My journey to taking part in this challenge started with a Voxer conversation and this tweet back in January:

Sure, I thought, I could surely write one post-it note a day for a week.  And so it began...

And I posted for a little over a week. Eleven days, in fact.  I even went a little crazy in Target one day and walked out with "writerly tools". 

And while I didn't continue with post-it notes, I didn't forget the nudges and conversations about the importance of living a writerly life. I made a few lists of ideas to write about. I bought a new professional book on teaching writing and re-read parts of professional books I already owned.  I even wrote a few entries. 

And then came another "gentle" nudge...

...and here I am. Writing my first #sol16 post. But that's not the only result of those gentle nudges from a dear friend. No, I'm really taking the plunge and have just recently been accepted into the Southern Maine Writing Project's 2016 Invitational Summer/Fall Institute. I am making the commitment to nurture and grow the "writer" side of myself. 

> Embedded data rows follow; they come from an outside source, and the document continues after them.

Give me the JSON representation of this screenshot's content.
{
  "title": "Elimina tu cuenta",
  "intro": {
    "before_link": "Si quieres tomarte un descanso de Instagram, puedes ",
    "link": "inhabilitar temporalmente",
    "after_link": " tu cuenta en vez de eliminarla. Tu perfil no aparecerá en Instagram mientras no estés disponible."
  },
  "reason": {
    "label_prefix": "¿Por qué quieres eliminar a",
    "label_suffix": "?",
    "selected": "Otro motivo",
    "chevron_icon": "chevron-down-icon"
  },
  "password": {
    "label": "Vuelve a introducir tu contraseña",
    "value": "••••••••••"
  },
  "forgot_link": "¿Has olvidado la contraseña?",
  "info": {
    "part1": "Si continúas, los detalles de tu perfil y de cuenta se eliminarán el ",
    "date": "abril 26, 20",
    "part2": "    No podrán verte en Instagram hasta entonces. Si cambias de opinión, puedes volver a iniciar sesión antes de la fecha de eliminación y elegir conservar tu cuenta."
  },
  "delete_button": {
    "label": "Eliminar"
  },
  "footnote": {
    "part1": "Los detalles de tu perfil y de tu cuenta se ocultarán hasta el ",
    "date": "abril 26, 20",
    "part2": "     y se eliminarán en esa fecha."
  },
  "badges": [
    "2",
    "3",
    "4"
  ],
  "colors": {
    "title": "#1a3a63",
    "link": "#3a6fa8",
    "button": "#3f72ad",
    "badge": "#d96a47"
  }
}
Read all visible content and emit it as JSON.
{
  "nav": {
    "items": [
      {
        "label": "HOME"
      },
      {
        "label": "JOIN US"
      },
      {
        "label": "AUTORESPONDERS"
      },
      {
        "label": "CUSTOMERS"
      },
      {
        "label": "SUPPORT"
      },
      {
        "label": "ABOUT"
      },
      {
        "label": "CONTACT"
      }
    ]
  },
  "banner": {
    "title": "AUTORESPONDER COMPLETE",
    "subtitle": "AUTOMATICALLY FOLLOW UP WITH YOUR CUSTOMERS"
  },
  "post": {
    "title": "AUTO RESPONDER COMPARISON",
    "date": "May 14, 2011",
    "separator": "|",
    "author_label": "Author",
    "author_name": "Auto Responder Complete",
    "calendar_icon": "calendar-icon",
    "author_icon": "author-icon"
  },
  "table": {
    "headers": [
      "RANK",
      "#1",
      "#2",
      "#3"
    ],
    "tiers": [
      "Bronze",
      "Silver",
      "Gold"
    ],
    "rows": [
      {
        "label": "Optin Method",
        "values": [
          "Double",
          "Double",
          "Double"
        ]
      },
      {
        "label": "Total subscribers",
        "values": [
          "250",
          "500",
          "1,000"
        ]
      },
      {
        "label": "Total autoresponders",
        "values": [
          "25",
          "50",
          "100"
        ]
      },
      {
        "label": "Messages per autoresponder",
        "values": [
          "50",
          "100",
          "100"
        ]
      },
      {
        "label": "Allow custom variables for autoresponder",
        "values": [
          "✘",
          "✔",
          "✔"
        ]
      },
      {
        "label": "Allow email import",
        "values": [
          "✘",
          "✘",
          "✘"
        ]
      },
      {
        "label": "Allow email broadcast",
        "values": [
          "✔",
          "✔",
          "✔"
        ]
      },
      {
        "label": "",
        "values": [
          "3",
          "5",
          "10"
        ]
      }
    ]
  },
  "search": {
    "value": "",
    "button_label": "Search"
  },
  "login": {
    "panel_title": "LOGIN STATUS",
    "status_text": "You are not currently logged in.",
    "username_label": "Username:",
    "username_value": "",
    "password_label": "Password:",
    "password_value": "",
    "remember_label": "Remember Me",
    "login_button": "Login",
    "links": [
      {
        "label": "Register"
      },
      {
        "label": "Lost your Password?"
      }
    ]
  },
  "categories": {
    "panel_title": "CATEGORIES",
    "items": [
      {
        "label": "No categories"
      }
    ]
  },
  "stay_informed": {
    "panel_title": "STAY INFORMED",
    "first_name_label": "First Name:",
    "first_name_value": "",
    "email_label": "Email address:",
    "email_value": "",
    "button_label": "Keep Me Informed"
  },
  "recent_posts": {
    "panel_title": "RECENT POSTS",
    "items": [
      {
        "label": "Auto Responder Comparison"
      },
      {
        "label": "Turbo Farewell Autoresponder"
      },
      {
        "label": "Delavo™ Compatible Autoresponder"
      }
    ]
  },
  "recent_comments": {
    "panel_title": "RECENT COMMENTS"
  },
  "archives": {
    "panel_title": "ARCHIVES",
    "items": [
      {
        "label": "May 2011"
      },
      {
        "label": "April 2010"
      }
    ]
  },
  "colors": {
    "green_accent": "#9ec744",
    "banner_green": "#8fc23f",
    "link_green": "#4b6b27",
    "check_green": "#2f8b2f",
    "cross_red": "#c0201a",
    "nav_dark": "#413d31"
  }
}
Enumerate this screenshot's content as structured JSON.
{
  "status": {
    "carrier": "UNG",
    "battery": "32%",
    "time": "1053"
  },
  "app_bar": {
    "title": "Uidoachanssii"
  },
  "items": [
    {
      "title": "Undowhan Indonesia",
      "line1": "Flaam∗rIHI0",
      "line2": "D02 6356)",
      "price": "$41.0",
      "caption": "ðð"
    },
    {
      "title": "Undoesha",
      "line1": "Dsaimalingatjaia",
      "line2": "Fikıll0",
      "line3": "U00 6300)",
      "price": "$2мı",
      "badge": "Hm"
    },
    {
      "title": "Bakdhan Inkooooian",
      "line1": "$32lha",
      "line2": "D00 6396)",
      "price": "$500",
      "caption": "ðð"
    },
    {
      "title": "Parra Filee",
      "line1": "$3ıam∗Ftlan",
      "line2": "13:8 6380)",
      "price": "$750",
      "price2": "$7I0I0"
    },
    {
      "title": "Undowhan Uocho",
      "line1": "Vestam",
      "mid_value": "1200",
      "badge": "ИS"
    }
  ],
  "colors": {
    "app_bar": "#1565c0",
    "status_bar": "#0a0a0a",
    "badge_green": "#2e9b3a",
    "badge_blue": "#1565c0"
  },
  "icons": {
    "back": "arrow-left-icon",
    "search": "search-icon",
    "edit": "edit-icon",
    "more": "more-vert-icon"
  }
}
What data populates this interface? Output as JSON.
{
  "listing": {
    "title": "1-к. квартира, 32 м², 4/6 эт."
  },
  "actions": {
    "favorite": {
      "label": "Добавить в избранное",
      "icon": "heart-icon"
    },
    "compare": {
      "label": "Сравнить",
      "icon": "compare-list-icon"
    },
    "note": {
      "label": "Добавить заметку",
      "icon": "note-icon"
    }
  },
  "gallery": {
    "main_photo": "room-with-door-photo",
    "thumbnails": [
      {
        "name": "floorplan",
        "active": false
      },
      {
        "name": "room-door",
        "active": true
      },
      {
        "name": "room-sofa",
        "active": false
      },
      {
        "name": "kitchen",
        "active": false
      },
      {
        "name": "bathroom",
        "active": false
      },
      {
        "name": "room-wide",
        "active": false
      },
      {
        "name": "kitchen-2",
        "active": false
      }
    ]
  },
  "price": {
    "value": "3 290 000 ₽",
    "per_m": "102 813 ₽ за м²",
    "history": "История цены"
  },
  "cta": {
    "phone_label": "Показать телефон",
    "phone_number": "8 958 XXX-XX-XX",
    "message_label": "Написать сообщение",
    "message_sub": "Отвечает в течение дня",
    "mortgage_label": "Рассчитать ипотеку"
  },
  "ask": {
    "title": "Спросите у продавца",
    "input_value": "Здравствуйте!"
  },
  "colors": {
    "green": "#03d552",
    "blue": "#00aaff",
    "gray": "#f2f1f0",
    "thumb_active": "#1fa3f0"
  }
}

And so I want to thank you, Kathleen, for your friendship, your dedication to your students, your passion for "getting on the bus" and your commitment to bringing others along on this journey. You never know where those "gentle" nudges will lead. This first #sol16 post is dedicated to you.